_About this exercise_
Below are records that must be duplicated exactly.

Data records for software interfaces:
================================

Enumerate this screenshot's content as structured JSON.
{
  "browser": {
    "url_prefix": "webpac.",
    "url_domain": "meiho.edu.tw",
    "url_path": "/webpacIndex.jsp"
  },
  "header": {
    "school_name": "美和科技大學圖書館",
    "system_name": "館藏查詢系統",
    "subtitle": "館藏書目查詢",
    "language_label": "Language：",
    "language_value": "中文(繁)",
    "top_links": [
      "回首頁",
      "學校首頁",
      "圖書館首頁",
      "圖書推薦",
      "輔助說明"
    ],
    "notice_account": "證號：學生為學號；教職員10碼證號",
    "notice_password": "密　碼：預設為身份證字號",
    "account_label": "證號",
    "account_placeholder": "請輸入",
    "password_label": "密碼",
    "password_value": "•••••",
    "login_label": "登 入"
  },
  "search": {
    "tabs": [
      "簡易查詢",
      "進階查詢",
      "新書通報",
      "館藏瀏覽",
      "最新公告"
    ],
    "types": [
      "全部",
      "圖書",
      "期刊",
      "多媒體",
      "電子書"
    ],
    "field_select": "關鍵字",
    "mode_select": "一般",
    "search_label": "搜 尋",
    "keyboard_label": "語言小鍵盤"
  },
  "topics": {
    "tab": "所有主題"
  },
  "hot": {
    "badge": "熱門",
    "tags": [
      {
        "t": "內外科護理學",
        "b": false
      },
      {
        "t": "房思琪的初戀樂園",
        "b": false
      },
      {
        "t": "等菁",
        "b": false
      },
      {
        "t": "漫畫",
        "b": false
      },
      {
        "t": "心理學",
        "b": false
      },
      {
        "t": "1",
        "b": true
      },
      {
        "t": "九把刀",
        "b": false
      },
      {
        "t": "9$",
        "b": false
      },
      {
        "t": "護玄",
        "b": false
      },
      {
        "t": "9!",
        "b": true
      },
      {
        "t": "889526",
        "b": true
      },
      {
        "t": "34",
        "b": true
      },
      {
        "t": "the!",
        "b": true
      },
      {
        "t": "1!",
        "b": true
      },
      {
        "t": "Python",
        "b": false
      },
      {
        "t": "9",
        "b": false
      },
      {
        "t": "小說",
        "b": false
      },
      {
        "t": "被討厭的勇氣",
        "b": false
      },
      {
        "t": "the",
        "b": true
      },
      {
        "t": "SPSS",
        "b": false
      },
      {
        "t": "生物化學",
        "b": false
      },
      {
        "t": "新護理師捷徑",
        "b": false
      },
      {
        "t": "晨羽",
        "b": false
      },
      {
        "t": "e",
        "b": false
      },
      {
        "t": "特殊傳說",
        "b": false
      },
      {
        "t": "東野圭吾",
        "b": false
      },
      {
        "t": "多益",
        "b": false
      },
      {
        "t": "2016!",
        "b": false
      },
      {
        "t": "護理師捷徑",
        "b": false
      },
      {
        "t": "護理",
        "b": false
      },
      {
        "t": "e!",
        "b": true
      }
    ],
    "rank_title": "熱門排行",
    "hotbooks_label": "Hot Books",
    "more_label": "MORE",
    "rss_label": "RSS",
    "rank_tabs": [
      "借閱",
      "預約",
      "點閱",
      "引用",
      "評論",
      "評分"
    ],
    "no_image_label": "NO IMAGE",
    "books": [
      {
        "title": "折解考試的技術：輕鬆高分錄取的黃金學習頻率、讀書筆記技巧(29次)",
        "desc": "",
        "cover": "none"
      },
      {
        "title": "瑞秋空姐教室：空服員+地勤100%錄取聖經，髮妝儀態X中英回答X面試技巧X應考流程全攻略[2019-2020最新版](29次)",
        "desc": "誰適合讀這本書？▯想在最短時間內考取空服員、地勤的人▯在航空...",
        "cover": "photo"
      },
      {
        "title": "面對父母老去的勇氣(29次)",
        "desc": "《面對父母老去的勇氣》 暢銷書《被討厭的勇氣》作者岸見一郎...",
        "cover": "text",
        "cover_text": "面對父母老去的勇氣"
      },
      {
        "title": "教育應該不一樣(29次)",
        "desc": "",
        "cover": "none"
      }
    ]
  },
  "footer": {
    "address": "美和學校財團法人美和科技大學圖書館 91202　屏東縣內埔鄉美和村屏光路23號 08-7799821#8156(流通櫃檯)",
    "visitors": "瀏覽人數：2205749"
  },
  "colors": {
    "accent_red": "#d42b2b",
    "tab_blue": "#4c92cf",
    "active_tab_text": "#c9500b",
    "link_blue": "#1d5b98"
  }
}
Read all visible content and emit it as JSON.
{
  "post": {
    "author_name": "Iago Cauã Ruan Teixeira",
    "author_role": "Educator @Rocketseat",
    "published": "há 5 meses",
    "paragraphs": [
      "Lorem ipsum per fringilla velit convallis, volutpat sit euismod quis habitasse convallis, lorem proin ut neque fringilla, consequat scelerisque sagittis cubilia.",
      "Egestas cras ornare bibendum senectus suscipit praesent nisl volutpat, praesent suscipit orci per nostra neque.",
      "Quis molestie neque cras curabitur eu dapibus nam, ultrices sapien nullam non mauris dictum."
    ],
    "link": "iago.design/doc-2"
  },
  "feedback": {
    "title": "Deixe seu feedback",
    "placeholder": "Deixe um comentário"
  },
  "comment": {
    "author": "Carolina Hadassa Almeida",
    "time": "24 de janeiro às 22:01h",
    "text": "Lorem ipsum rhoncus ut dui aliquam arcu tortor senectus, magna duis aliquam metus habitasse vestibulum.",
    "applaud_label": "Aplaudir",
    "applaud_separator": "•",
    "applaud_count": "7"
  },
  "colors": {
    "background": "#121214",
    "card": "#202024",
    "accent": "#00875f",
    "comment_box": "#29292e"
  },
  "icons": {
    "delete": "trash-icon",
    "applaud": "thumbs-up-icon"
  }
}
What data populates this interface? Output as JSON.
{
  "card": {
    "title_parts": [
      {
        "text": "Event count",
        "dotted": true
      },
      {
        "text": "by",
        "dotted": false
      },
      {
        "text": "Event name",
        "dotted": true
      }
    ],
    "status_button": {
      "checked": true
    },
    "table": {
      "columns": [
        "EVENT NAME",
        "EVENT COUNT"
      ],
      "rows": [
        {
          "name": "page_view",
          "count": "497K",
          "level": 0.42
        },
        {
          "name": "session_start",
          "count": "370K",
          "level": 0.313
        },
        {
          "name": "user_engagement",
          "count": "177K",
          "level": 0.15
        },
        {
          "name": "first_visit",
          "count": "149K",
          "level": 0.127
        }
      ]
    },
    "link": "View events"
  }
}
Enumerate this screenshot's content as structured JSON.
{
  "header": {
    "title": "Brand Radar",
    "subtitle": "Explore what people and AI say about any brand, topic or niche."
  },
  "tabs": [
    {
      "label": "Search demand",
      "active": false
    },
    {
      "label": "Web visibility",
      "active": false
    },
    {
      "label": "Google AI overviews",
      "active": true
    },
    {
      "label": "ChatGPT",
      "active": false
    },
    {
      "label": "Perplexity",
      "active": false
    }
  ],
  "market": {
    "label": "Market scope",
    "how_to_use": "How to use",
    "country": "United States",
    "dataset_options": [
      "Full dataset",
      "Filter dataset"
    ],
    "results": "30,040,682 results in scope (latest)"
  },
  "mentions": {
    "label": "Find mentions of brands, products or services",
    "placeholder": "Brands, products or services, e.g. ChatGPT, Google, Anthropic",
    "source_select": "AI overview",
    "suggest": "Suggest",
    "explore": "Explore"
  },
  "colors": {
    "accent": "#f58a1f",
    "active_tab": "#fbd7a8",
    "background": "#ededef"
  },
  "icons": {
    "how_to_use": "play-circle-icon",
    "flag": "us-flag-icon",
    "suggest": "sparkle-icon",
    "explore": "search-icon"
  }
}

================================

_Written answer_
Enumerate this screenshot's content as structured JSON.
{
  "browser": {
    "url_prefix": "webpac.",
    "url_domain": "meiho.edu.tw",
    "url_path": "/webpacIndex.jsp"
  },
  "header": {
    "school_name": "美和科技大學圖書館",
    "system_name": "館藏查詢系統",
    "subtitle": "館藏書目查詢",
    "language_label": "Language：",
    "language_value": "中文(繁)",
    "top_links": [
      "回首頁",
      "學校首頁",
      "圖書館首頁",
      "圖書推薦",
      "輔助說明"
    ],
    "notice_account": "證號：學生為學號；教職員10碼證號",
    "notice_password": "密　碼：預設為身份證字號",
    "account_label": "證號",
    "account_placeholder": "請輸入",
    "password_label": "密碼",
    "password_value": "•••••",
    "login_label": "登 入"
  },
  "search": {
    "tabs": [
      "簡易查詢",
      "進階查詢",
      "新書通報",
      "館藏瀏覽",
      "最新公告"
    ],
    "types": [
      "全部",
      "圖書",
      "期刊",
      "多媒體",
      "電子書"
    ],
    "field_select": "關鍵字",
    "mode_select": "一般",
    "search_label": "搜 尋",
    "keyboard_label": "語言小鍵盤"
  },
  "topics": {
    "tab": "所有主題"
  },
  "hot": {
    "badge": "熱門",
    "tags": [
      {
        "t": "內外科護理學",
        "b": false
      },
      {
        "t": "房思琪的初戀樂園",
        "b": false
      },
      {
        "t": "等菁",
        "b": false
      },
      {
        "t": "漫畫",
        "b": false
      },
      {
        "t": "心理學",
        "b": false
      },
      {
        "t": "1",
        "b": true
      },
      {
        "t": "九把刀",
        "b": false
      },
      {
        "t": "9$",
        "b": false
      },
      {
        "t": "護玄",
        "b": false
      },
      {
        "t": "9!",
        "b": true
      },
      {
        "t": "889526",
        "b": true
      },
      {
        "t": "34",
        "b": true
      },
      {
        "t": "the!",
        "b": true
      },
      {
        "t": "1!",
        "b": true
      },
      {
        "t": "Python",
        "b": false
      },
      {
        "t": "9",
        "b": false
      },
      {
        "t": "小說",
        "b": false
      },
      {
        "t": "被討厭的勇氣",
        "b": false
      },
      {
        "t": "the",
        "b": true
      },
      {
        "t": "SPSS",
        "b": false
      },
      {
        "t": "生物化學",
        "b": false
      },
      {
        "t": "新護理師捷徑",
        "b": false
      },
      {
        "t": "晨羽",
        "b": false
      },
      {
        "t": "e",
        "b": false
      },
      {
        "t": "特殊傳說",
        "b": false
      },
      {
        "t": "東野圭吾",
        "b": false
      },
      {
        "t": "多益",
        "b": false
      },
      {
        "t": "2016!",
        "b": false
      },
      {
        "t": "護理師捷徑",
        "b": false
      },
      {
        "t": "護理",
        "b": false
      },
      {
        "t": "e!",
        "b": true
      }
    ],
    "rank_title": "熱門排行",
    "hotbooks_label": "Hot Books",
    "more_label": "MORE",
    "rss_label": "RSS",
    "rank_tabs": [
      "借閱",
      "預約",
      "點閱",
      "引用",
      "評論",
      "評分"
    ],
    "no_image_label": "NO IMAGE",
    "books": [
      {
        "title": "折解考試的技術：輕鬆高分錄取的黃金學習頻率、讀書筆記技巧(29次)",
        "desc": "",
        "cover": "none"
      },
      {
        "title": "瑞秋空姐教室：空服員+地勤100%錄取聖經，髮妝儀態X中英回答X面試技巧X應考流程全攻略[2019-2020最新版](29次)",
        "desc": "誰適合讀這本書？▯想在最短時間內考取空服員、地勤的人▯在航空...",
        "cover": "photo"
      },
      {
        "title": "面對父母老去的勇氣(29次)",
        "desc": "《面對父母老去的勇氣》 暢銷書《被討厭的勇氣》作者岸見一郎...",
        "cover": "text",
        "cover_text": "面對父母老去的勇氣"
      },
      {
        "title": "教育應該不一樣(29次)",
        "desc": "",
        "cover": "none"
      }
    ]
  },
  "footer": {
    "address": "美和學校財團法人美和科技大學圖書館 91202　屏東縣內埔鄉美和村屏光路23號 08-7799821#8156(流通櫃檯)",
    "visitors": "瀏覽人數：2205749"
  },
  "colors": {
    "accent_red": "#d42b2b",
    "tab_blue": "#4c92cf",
    "active_tab_text": "#c9500b",
    "link_blue": "#1d5b98"
  }
}
Read all visible content and emit it as JSON.
{
  "post": {
    "author_name": "Iago Cauã Ruan Teixeira",
    "author_role": "Educator @Rocketseat",
    "published": "há 5 meses",
    "paragraphs": [
      "Lorem ipsum per fringilla velit convallis, volutpat sit euismod quis habitasse convallis, lorem proin ut neque fringilla, consequat scelerisque sagittis cubilia.",
      "Egestas cras ornare bibendum senectus suscipit praesent nisl volutpat, praesent suscipit orci per nostra neque.",
      "Quis molestie neque cras curabitur eu dapibus nam, ultrices sapien nullam non mauris dictum."
    ],
    "link": "iago.design/doc-2"
  },
  "feedback": {
    "title": "Deixe seu feedback",
    "placeholder": "Deixe um comentário"
  },
  "comment": {
    "author": "Carolina Hadassa Almeida",
    "time": "24 de janeiro às 22:01h",
    "text": "Lorem ipsum rhoncus ut dui aliquam arcu tortor senectus, magna duis aliquam metus habitasse vestibulum.",
    "applaud_label": "Aplaudir",
    "applaud_separator": "•",
    "applaud_count": "7"
  },
  "colors": {
    "background": "#121214",
    "card": "#202024",
    "accent": "#00875f",
    "comment_box": "#29292e"
  },
  "icons": {
    "delete": "trash-icon",
    "applaud": "thumbs-up-icon"
  }
}
What data populates this interface? Output as JSON.
{
  "card": {
    "title_parts": [
      {
        "text": "Event count",
        "dotted": true
      },
      {
        "text": "by",
        "dotted": false
      },
      {
        "text": "Event name",
        "dotted": true
      }
    ],
    "status_button": {
      "checked": true
    },
    "table": {
      "columns": [
        "EVENT NAME",
        "EVENT COUNT"
      ],
      "rows": [
        {
          "name": "page_view",
          "count": "497K",
          "level": 0.42
        },
        {
          "name": "session_start",
          "count": "370K",
          "level": 0.313
        },
        {
          "name": "user_engagement",
          "count": "177K",
          "level": 0.15
        },
        {
          "name": "first_visit",
          "count": "149K",
          "level": 0.127
        }
      ]
    },
    "link": "View events"
  }
}
Enumerate this screenshot's content as structured JSON.
{
  "header": {
    "title": "Brand Radar",
    "subtitle": "Explore what people and AI say about any brand, topic or niche."
  },
  "tabs": [
    {
      "label": "Search demand",
      "active": false
    },
    {
      "label": "Web visibility",
      "active": false
    },
    {
      "label": "Google AI overviews",
      "active": true
    },
    {
      "label": "ChatGPT",
      "active": false
    },
    {
      "label": "Perplexity",
      "active": false
    }
  ],
  "market": {
    "label": "Market scope",
    "how_to_use": "How to use",
    "country": "United States",
    "dataset_options": [
      "Full dataset",
      "Filter dataset"
    ],
    "results": "30,040,682 results in scope (latest)"
  },
  "mentions": {
    "label": "Find mentions of brands, products or services",
    "placeholder": "Brands, products or services, e.g. ChatGPT, Google, Anthropic",
    "source_select": "AI overview",
    "suggest": "Suggest",
    "explore": "Explore"
  },
  "colors": {
    "accent": "#f58a1f",
    "active_tab": "#fbd7a8",
    "background": "#ededef"
  },
  "icons": {
    "how_to_use": "play-circle-icon",
    "flag": "us-flag-icon",
    "suggest": "sparkle-icon",
    "explore": "search-icon"
  }
}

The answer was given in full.